A few weeks ago, major newspapers around the country gave front-page coverage to the recent find of a 3.5 million-year-old skull by Dr. Meave G. Leakey. The New York Times reported that Dr. Leakey's find "threatens to overturn the prevailing view that a single line of descent stretched through the early stages of human ancestry." It continues, "Indeed the family tree, once drawn with a trunk straight and true, is beginning to look more like a bush, with a tangle of branches of uncertain relationship leading in many directions" (March 22). The Monitor's report quoted Dr. Ian Tattersall of the American Museum of Natural History in New York as saying, "What this is doing is opening a whole new set of possibilities that we weren't able to consider before.... People are more prepared to accept diversity" (March 22).
As I read these articles, I couldn't help think of the lively discussion we would have had in the anthropology class on Race and Evolution I took last year about this time. I was finishing an undergraduate degree in anthropology at The University of Michigan-Dearborn.
Though most of the research for the class involved heavy reading, I appreciated the professor's open-minded approach and willingness to guide us through the plethora of theories on how humans evolved and on the concept of race. Of course, we discussed the accepted theory that present-day humans have evolved through a linear line from chimpanzees by supposed right of evolutionary default. And we also learned that since the late 1800's, some scientists have measured skulls, brains, and other body parts, often in an effort to affirm the inferiority of certain races and women, and the superiority of white males. While these theories have been widely debated, some have contributed to a collective consciousness that supports racial discrimination and stereotyping.
But there was a shining exception, and I read about him in this class.

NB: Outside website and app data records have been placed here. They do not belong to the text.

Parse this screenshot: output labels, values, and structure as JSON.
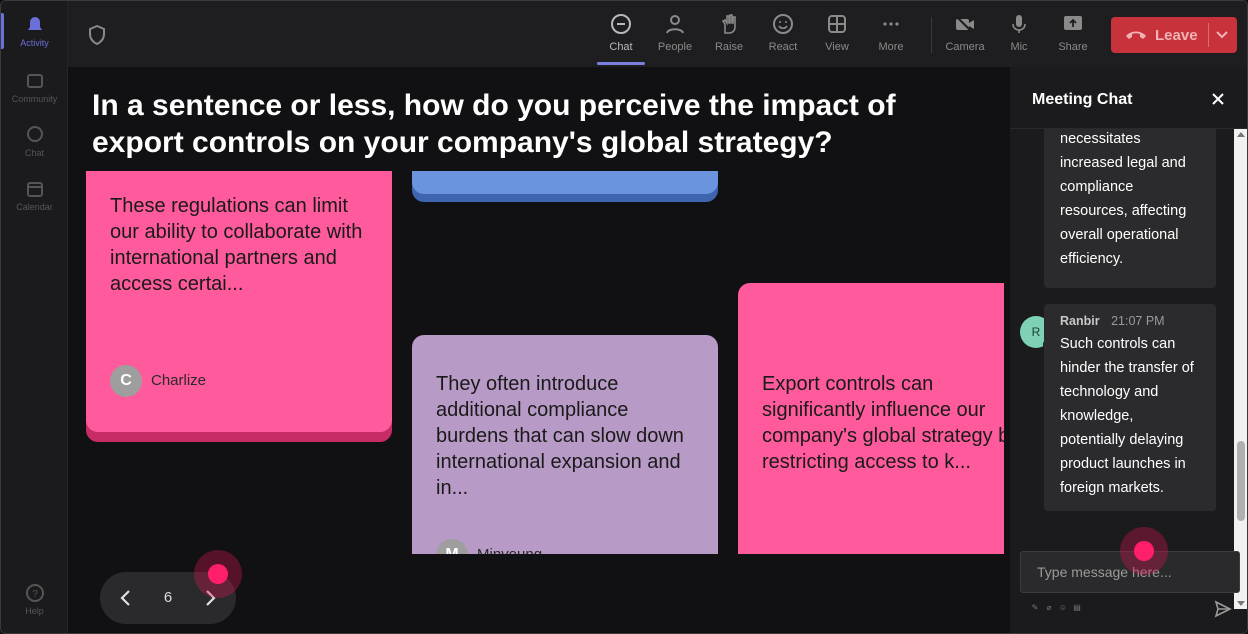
{
  "rail": {
    "items": [
      {
        "label": "Activity",
        "icon": "bell-icon",
        "active": true
      },
      {
        "label": "Community",
        "icon": "community-icon"
      },
      {
        "label": "Chat",
        "icon": "chat-icon"
      },
      {
        "label": "Calendar",
        "icon": "calendar-icon"
      },
      {
        "label": "Help",
        "icon": "help-icon"
      }
    ]
  },
  "toolbar": {
    "buttons": [
      {
        "label": "Chat",
        "icon": "chat-bubble-icon"
      },
      {
        "label": "People",
        "icon": "people-icon"
      },
      {
        "label": "Raise",
        "icon": "raise-hand-icon"
      },
      {
        "label": "React",
        "icon": "smiley-icon"
      },
      {
        "label": "View",
        "icon": "grid-view-icon"
      },
      {
        "label": "More",
        "icon": "more-icon"
      },
      {
        "label": "Camera",
        "icon": "camera-off-icon"
      },
      {
        "label": "Mic",
        "icon": "mic-icon"
      },
      {
        "label": "Share",
        "icon": "share-icon"
      }
    ],
    "leave_label": "Leave",
    "leave_color": "#c8323a"
  },
  "main": {
    "question": "In a sentence or less, how do you perceive the impact of export controls on your company's global strategy?",
    "cards": [
      {
        "text": "These regulations can limit our ability to collaborate with international partners and access certai...",
        "author": "Charlize",
        "initial": "C",
        "color": "#ff5a9b"
      },
      {
        "text": "",
        "author": "",
        "initial": "",
        "color": "#6a94de"
      },
      {
        "text": "They often introduce additional compliance burdens that can slow down international expansion and in...",
        "author": "Minyoung",
        "initial": "M",
        "color": "#b89ac6"
      },
      {
        "text": "Export controls can significantly influence our company's global strategy by restricting access to k...",
        "author": "",
        "initial": "",
        "color": "#ff5a9b"
      }
    ]
  },
  "pager": {
    "page": "6"
  },
  "chat": {
    "title": "Meeting Chat",
    "messages": [
      {
        "text_lines": [
          "necessitates",
          "increased legal and",
          "compliance",
          "resources, affecting",
          "overall operational",
          "efficiency."
        ]
      },
      {
        "name": "Ranbir",
        "initial": "R",
        "time": "21:07 PM",
        "text_lines": [
          "Such controls can",
          "hinder the transfer of",
          "technology and",
          "knowledge,",
          "potentially delaying",
          "product launches in",
          "foreign markets."
        ]
      }
    ],
    "input_placeholder": "Type message here..."
  }
}
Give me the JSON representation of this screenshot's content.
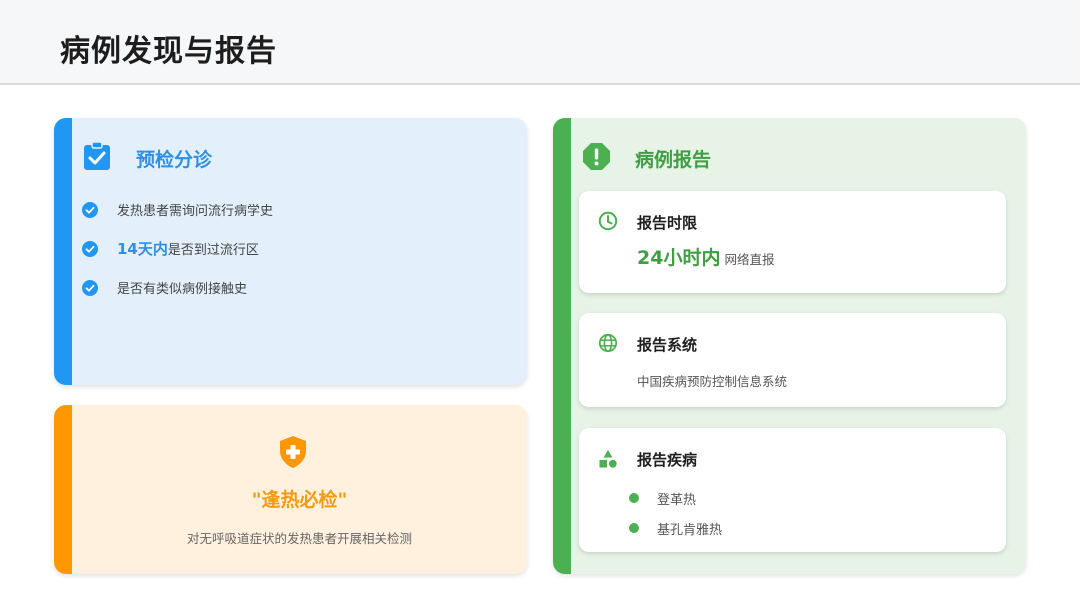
{
  "header": {
    "title": "病例发现与报告"
  },
  "colors": {
    "blue": "#2196f3",
    "orange": "#ff9800",
    "green": "#4caf50"
  },
  "triage": {
    "icon": "clipboard-check-icon",
    "title": "预检分诊",
    "items": [
      {
        "text": "发热患者需询问流行病学史"
      },
      {
        "highlight": "14天内",
        "text": "是否到过流行区"
      },
      {
        "text": "是否有类似病例接触史"
      }
    ]
  },
  "must_test": {
    "icon": "shield-plus-icon",
    "title": "\"逢热必检\"",
    "description": "对无呼吸道症状的发热患者开展相关检测"
  },
  "report": {
    "icon": "alert-octagon-icon",
    "title": "病例报告",
    "time_limit": {
      "icon": "clock-icon",
      "title": "报告时限",
      "value": "24小时内",
      "note": "网络直报"
    },
    "system": {
      "icon": "globe-icon",
      "title": "报告系统",
      "text": "中国疾病预防控制信息系统"
    },
    "diseases": {
      "icon": "shapes-icon",
      "title": "报告疾病",
      "items": [
        "登革热",
        "基孔肯雅热"
      ]
    }
  }
}
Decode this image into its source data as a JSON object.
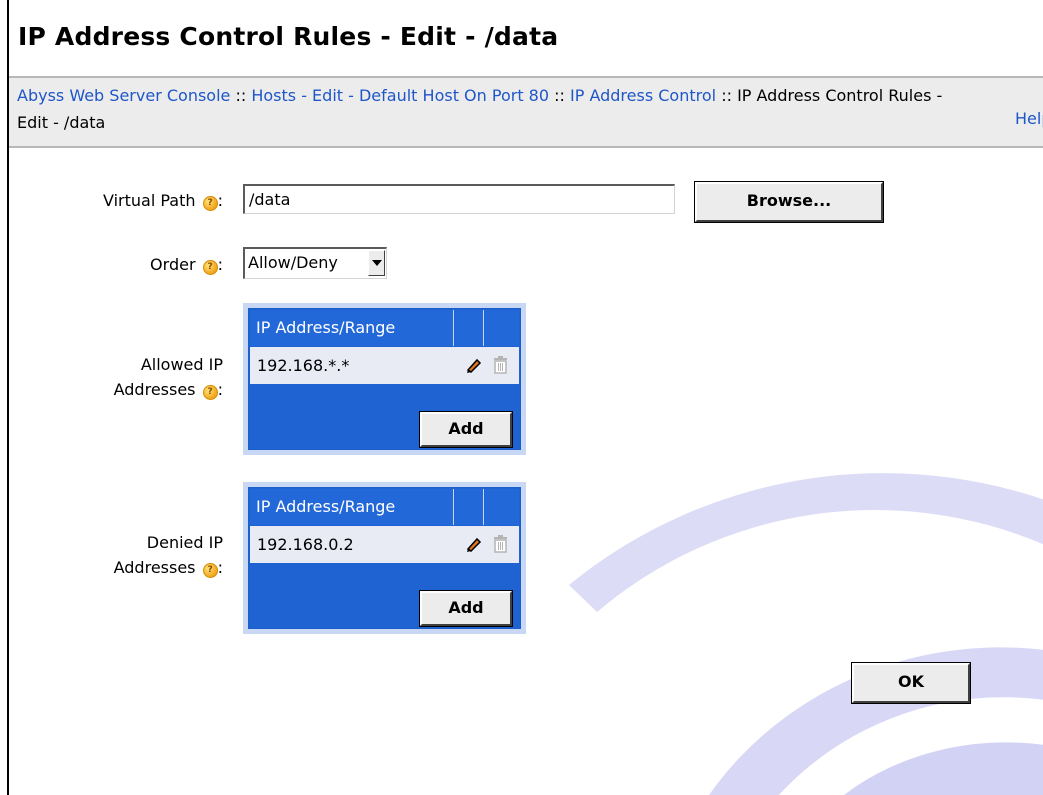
{
  "page": {
    "title": "IP Address Control Rules - Edit - /data"
  },
  "breadcrumb": {
    "items": [
      "Abyss Web Server Console",
      "Hosts - Edit - Default Host On Port 80",
      "IP Address Control"
    ],
    "separator": "::",
    "current": "IP Address Control Rules - Edit - /data",
    "help": "Help"
  },
  "form": {
    "virtual_path": {
      "label": "Virtual Path",
      "value": "/data",
      "browse_label": "Browse..."
    },
    "order": {
      "label": "Order",
      "selected": "Allow/Deny"
    },
    "allowed": {
      "label_line1": "Allowed IP",
      "label_line2": "Addresses",
      "header": "IP Address/Range",
      "entries": [
        "192.168.*.*"
      ],
      "add_label": "Add"
    },
    "denied": {
      "label_line1": "Denied IP",
      "label_line2": "Addresses",
      "header": "IP Address/Range",
      "entries": [
        "192.168.0.2"
      ],
      "add_label": "Add"
    },
    "ok_label": "OK"
  },
  "icons": {
    "help": "help-question-icon",
    "edit": "pencil-icon",
    "delete": "trash-icon"
  },
  "colors": {
    "link": "#1f56c8",
    "table_blue": "#1f63d2",
    "row_bg": "#e8eaf4",
    "watermark": "#dcdcf6"
  }
}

In 1911, Franz Boas, considered the father of anthropology, presented a paper to the First Universal Races Congress at the University of London stating his observations regarding the plasticity of the human body and its ability to adapt to its surrounding environment. He wrote, "The old idea of absolute stability of human types must, however, evidently be given up, and with it the belief of the hereditary superiority of certain types over others."
In a paper for the class, I observed how interesting it was that just prior to Mr. Boas' presentation of his revolutionary theory, Mary Baker Eddy, the founder of the Monitor and a writer on spiritual evolution, also noted the plasticity of the human body in her book, "Science and Health with Key to the Scriptures." "The elements and functions of the physical body and of the physical world will change as mortal mind changes its beliefs. What is now considered the best condition for organic and functional health in the human body may no longer be found indispensable to health" (pgs. 124-125).
In the margin of my paper next to Mrs. Eddy's quote, the professor wrote, "Ha! Great."
So, when I read of Leakey's recent skull find and the implications it may have in challenging many theories about human development, my thought returned to Boas' prophecy that "the old idea of absolute stability of human types" must be given up. And I also thought of how Eddy had discovered a divine Science that would reveal "the eternal chain of existence as uninterrupted and wholly spiritual" (Science and Health, pg. 172).
Are people more prepared to accept diversity as Dr. Tattersall suggested? That remains to be seen. But the growing interest in exploring the spiritual dimension of life is an encouraging sign that humanity is on the verge of discovering a whole new set of possibilities.
The spirit of God
hath made me, and the
breath of the Almighty
hath given me life.
(c) Copyright 2001. The Christian Science Monitor